In one scene, sitting on the porch and enjoying the morning while Chicamaw sleeps off the previous night's bender, T-Dub ponders how he could have chosen to have a different life when he was younger. In hindsight it seems so simple. He could have chosen to be a doctor or a lawyer just as easily as he chose to be a crook. Bowie doesn't see it that way. He is what he is, and he reckons he made the best of it he could. Thus, Keechie can never save Bowie from the outlaw road. He'll always have to go back.
Thieves Like Us is based on a novel by Edward Anderson and was previously adapted by Nicholas Ray in 1949 as They Live By Night. This screenplay was first written by Calder Willingham (Rambling Rose), and re-written by Joan Tewkesberry and Altman, the team that would next bring us Nashville. The story follows a straightforward outline, letting the natural path of the crime spree dictate where the characters go rather than relying on stock action-complication-resolution plot structuring. Altman was a master of fostering a sense of realism in his pictures.

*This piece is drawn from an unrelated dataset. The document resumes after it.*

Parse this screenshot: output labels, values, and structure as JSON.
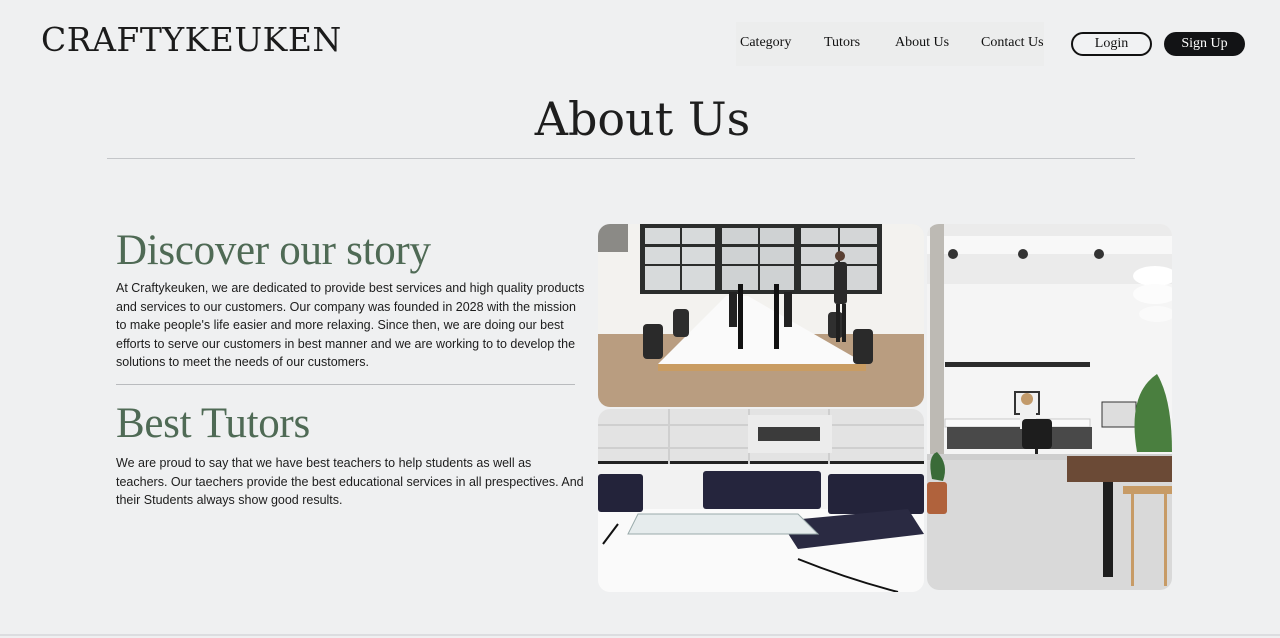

Shooting on location, taking still-standing structures and dressing them up only as necessary to make them look like it's 1936. This establishes a space for the actors to create more naturalistic performances. Just as a moral line is drawn between the characters, so is there a technical line drawn between the actors. On one side is Schuck and Remsen, playing their hoods more broadly, portraying them as types. Chicamaw is as friendly and boisterous as he is threatening, whereas T-Dub is more gregarious, the smooth talker. The other side is Carradine and Duvall, who speak their lines more casually, almost as if they were improvised. They are the characters who strive for something more real, who want to go straight, whereas the others stay inside the gangster paradigm.

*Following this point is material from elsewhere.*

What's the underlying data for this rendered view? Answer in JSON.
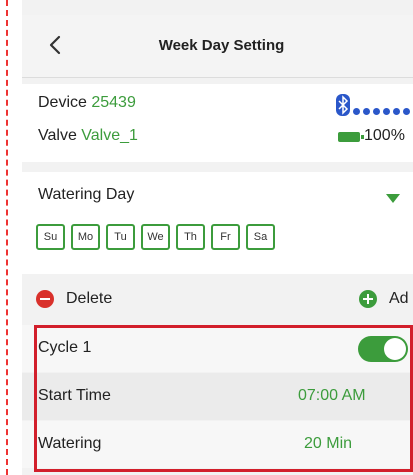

Altman takes an unconventional tack when scoring Thieves Like Us. There is very little music used in the film, and when we do hear a song, it's part of the scene, piped in over a radio the characters are listening to. Most of the time, though, the radios are tuned to dramatic programs. These shows act as commentary, sometimes ironically (Gangbusters talks about the criminals being taken down by law enforcement while the boys get away with the loot), sometimes more subtle (The Shadow seeks the evil in the hearts of men as Chicamaw drinks his way into his first rampage). The exaggerated, overly dramatized stories are in direct contrast to the underplayed onscreen crimes. While these audio tales are set in a cut-and-dried world, the circumstances that compel the men to rob banks make their motivations more complicated. Altman's final audio cue says it all: it's a vaguely socialist sermon on the struggles of the poor.

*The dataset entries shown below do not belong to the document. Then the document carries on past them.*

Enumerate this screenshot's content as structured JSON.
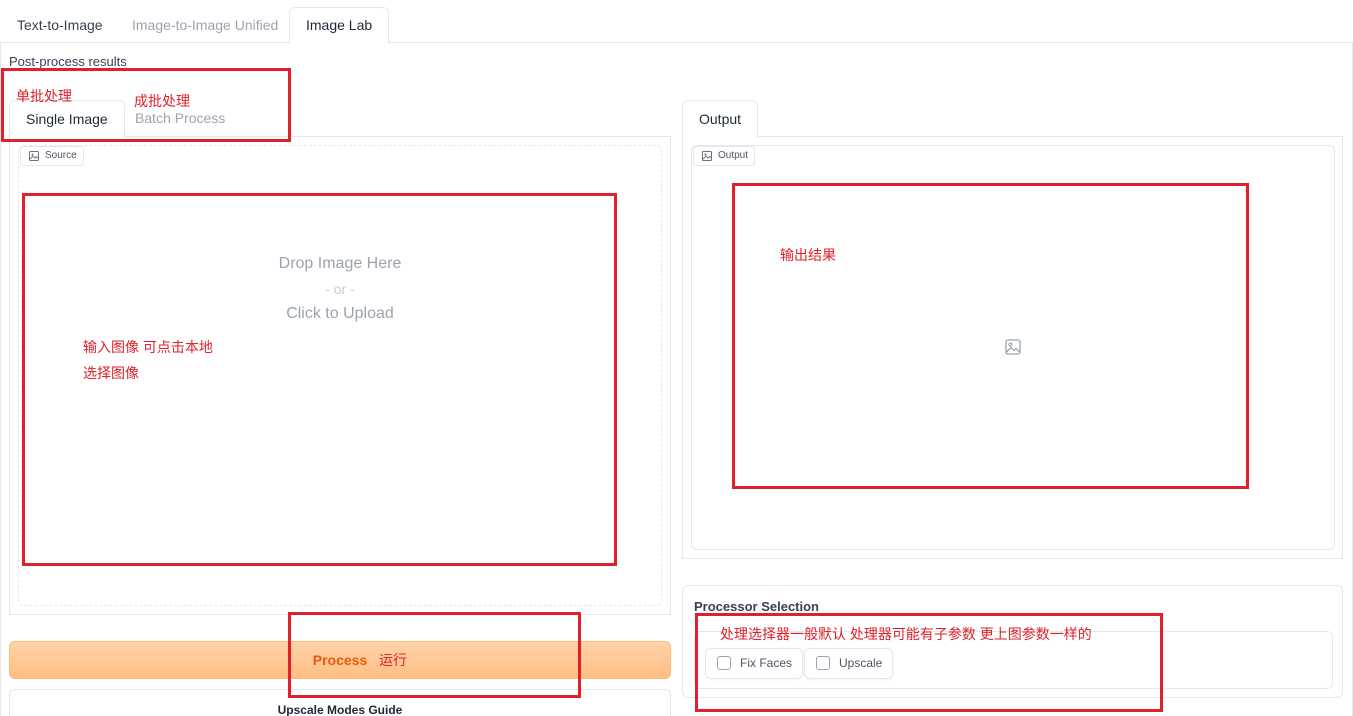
{
  "top_tabs": [
    "Text-to-Image",
    "Image-to-Image Unified",
    "Image Lab"
  ],
  "section_title": "Post-process results",
  "sub_tabs": [
    "Single Image",
    "Batch Process"
  ],
  "source": {
    "label": "Source",
    "drop_line1": "Drop Image Here",
    "drop_line2": "- or -",
    "drop_line3": "Click to Upload"
  },
  "output": {
    "tab": "Output",
    "label": "Output"
  },
  "processor": {
    "title": "Processor Selection",
    "options": [
      "Fix Faces",
      "Upscale"
    ]
  },
  "process_button": "Process",
  "guide_title": "Upscale Modes Guide",
  "annotations": {
    "single": "单批处理",
    "batch": "成批处理",
    "input_line1": "输入图像 可点击本地",
    "input_line2": "选择图像",
    "output": "输出结果",
    "run": "运行",
    "processor": "处理选择器一般默认 处理器可能有子参数 更上图参数一样的"
  },
  "colors": {
    "annotation_red": "#e0202a",
    "accent_orange": "#ea580c"
  }
}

Even so, Altman isn't excusing anybody. The fates of all three robbers show the price for the wages of sin. Just as their crimes occur offscreen, so do their exits. What happens to them is either reported after the fact, or in the case of the climax, seen from the sidelines. Violence does erupt, but it is over just as quickly as it comes, and the results are final. It's Bowie's fatalism catching up with him. If he only has one choice for what he'll be, then there is only one choice for how he'll go out. Thieves Like Us is graceful in its depiction of this outcome. By staying true to his commitment to realism, Robert Altman stays away from any moralizing. He has faith in the force of his characters, ensuring that any greater lesson the audience walks away with is equal in power to their sentimental connection with the characters--and like with any great crime film, those two things, the intellectual and emotional, are often in opposition to one another. It's one of the classic dance partnerships of American cinema, speaking directly to the fabric of our mythology. The maverick element, as well as the heavy consequences of big risks, is pure Altman, the consummate maverick artist.